Every line of the data should be retyped with no difference from the original.

:: DATA SHOWN ::

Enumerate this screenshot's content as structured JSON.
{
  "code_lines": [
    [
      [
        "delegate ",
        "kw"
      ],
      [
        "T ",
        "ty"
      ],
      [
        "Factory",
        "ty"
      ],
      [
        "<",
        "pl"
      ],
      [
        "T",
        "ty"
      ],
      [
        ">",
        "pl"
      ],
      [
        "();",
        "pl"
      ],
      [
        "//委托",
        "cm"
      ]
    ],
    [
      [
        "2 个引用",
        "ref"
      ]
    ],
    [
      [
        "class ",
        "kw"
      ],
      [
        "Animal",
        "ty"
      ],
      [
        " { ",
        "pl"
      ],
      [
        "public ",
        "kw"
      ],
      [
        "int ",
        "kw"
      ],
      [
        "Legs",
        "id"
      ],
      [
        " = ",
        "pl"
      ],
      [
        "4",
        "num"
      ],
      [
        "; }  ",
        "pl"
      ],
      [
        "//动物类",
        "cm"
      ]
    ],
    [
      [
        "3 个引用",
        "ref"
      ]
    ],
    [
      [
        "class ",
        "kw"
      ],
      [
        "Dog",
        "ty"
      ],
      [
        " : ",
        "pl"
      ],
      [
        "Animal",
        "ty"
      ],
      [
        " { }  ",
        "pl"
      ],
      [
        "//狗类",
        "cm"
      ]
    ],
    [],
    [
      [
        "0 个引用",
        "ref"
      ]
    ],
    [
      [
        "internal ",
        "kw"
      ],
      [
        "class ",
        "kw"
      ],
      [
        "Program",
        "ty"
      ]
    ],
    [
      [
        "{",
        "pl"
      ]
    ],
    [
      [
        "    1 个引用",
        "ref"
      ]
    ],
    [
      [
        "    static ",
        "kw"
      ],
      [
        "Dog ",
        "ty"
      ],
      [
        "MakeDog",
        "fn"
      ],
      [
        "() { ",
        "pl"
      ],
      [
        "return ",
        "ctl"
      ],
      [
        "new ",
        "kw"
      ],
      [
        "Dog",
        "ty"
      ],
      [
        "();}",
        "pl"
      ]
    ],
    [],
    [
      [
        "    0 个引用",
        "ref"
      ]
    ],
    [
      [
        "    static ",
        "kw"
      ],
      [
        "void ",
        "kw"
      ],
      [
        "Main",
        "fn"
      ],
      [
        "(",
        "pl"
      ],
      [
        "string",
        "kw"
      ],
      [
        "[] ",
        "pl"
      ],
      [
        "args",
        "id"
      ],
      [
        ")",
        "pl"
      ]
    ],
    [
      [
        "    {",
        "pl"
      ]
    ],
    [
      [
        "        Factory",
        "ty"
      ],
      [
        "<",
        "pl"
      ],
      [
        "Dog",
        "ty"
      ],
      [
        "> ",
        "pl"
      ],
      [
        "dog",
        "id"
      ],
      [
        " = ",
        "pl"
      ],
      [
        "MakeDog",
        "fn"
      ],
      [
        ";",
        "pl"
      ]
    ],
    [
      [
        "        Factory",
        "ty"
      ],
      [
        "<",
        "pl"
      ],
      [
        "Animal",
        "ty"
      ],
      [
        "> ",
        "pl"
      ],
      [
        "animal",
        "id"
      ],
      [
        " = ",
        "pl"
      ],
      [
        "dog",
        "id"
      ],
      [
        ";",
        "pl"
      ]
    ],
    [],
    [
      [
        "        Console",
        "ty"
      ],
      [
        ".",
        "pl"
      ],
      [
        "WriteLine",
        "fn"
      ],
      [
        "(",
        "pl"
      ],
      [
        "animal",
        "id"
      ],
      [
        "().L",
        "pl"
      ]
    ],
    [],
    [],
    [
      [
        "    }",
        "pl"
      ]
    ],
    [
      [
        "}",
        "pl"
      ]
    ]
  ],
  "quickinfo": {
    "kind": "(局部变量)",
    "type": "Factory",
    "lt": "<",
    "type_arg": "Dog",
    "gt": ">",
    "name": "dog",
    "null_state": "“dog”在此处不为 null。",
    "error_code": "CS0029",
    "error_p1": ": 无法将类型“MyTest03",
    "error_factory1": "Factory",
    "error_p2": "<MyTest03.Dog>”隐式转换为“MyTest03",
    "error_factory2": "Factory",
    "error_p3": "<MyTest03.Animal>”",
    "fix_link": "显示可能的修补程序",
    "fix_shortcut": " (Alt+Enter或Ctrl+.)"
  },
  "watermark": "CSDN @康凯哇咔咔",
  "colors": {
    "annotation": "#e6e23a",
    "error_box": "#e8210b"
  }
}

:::

**TASK RESULT:**
Enumerate this screenshot's content as structured JSON.
{
  "code_lines": [
    [
      [
        "delegate ",
        "kw"
      ],
      [
        "T ",
        "ty"
      ],
      [
        "Factory",
        "ty"
      ],
      [
        "<",
        "pl"
      ],
      [
        "T",
        "ty"
      ],
      [
        ">",
        "pl"
      ],
      [
        "();",
        "pl"
      ],
      [
        "//委托",
        "cm"
      ]
    ],
    [
      [
        "2 个引用",
        "ref"
      ]
    ],
    [
      [
        "class ",
        "kw"
      ],
      [
        "Animal",
        "ty"
      ],
      [
        " { ",
        "pl"
      ],
      [
        "public ",
        "kw"
      ],
      [
        "int ",
        "kw"
      ],
      [
        "Legs",
        "id"
      ],
      [
        " = ",
        "pl"
      ],
      [
        "4",
        "num"
      ],
      [
        "; }  ",
        "pl"
      ],
      [
        "//动物类",
        "cm"
      ]
    ],
    [
      [
        "3 个引用",
        "ref"
      ]
    ],
    [
      [
        "class ",
        "kw"
      ],
      [
        "Dog",
        "ty"
      ],
      [
        " : ",
        "pl"
      ],
      [
        "Animal",
        "ty"
      ],
      [
        " { }  ",
        "pl"
      ],
      [
        "//狗类",
        "cm"
      ]
    ],
    [],
    [
      [
        "0 个引用",
        "ref"
      ]
    ],
    [
      [
        "internal ",
        "kw"
      ],
      [
        "class ",
        "kw"
      ],
      [
        "Program",
        "ty"
      ]
    ],
    [
      [
        "{",
        "pl"
      ]
    ],
    [
      [
        "    1 个引用",
        "ref"
      ]
    ],
    [
      [
        "    static ",
        "kw"
      ],
      [
        "Dog ",
        "ty"
      ],
      [
        "MakeDog",
        "fn"
      ],
      [
        "() { ",
        "pl"
      ],
      [
        "return ",
        "ctl"
      ],
      [
        "new ",
        "kw"
      ],
      [
        "Dog",
        "ty"
      ],
      [
        "();}",
        "pl"
      ]
    ],
    [],
    [
      [
        "    0 个引用",
        "ref"
      ]
    ],
    [
      [
        "    static ",
        "kw"
      ],
      [
        "void ",
        "kw"
      ],
      [
        "Main",
        "fn"
      ],
      [
        "(",
        "pl"
      ],
      [
        "string",
        "kw"
      ],
      [
        "[] ",
        "pl"
      ],
      [
        "args",
        "id"
      ],
      [
        ")",
        "pl"
      ]
    ],
    [
      [
        "    {",
        "pl"
      ]
    ],
    [
      [
        "        Factory",
        "ty"
      ],
      [
        "<",
        "pl"
      ],
      [
        "Dog",
        "ty"
      ],
      [
        "> ",
        "pl"
      ],
      [
        "dog",
        "id"
      ],
      [
        " = ",
        "pl"
      ],
      [
        "MakeDog",
        "fn"
      ],
      [
        ";",
        "pl"
      ]
    ],
    [
      [
        "        Factory",
        "ty"
      ],
      [
        "<",
        "pl"
      ],
      [
        "Animal",
        "ty"
      ],
      [
        "> ",
        "pl"
      ],
      [
        "animal",
        "id"
      ],
      [
        " = ",
        "pl"
      ],
      [
        "dog",
        "id"
      ],
      [
        ";",
        "pl"
      ]
    ],
    [],
    [
      [
        "        Console",
        "ty"
      ],
      [
        ".",
        "pl"
      ],
      [
        "WriteLine",
        "fn"
      ],
      [
        "(",
        "pl"
      ],
      [
        "animal",
        "id"
      ],
      [
        "().L",
        "pl"
      ]
    ],
    [],
    [],
    [
      [
        "    }",
        "pl"
      ]
    ],
    [
      [
        "}",
        "pl"
      ]
    ]
  ],
  "quickinfo": {
    "kind": "(局部变量)",
    "type": "Factory",
    "lt": "<",
    "type_arg": "Dog",
    "gt": ">",
    "name": "dog",
    "null_state": "“dog”在此处不为 null。",
    "error_code": "CS0029",
    "error_p1": ": 无法将类型“MyTest03",
    "error_factory1": "Factory",
    "error_p2": "<MyTest03.Dog>”隐式转换为“MyTest03",
    "error_factory2": "Factory",
    "error_p3": "<MyTest03.Animal>”",
    "fix_link": "显示可能的修补程序",
    "fix_shortcut": " (Alt+Enter或Ctrl+.)"
  },
  "watermark": "CSDN @康凯哇咔咔",
  "colors": {
    "annotation": "#e6e23a",
    "error_box": "#e8210b"
  }
}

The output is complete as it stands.